EXERCISE PROMPT:
Scan the records for lines holding "nnode". Say how many there are and give nothing else.

[Dataset records]
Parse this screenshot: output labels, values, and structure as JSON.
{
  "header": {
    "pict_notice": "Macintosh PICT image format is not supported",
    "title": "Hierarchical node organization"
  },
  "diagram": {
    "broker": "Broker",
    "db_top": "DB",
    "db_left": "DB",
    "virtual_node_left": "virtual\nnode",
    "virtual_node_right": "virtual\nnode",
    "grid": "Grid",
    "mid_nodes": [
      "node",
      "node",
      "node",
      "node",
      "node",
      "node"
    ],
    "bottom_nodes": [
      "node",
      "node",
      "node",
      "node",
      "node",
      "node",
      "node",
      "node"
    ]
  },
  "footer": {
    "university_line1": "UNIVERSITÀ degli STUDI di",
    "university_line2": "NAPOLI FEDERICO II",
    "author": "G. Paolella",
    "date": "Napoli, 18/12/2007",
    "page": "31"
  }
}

RESULT OF THE EXERCISE:
2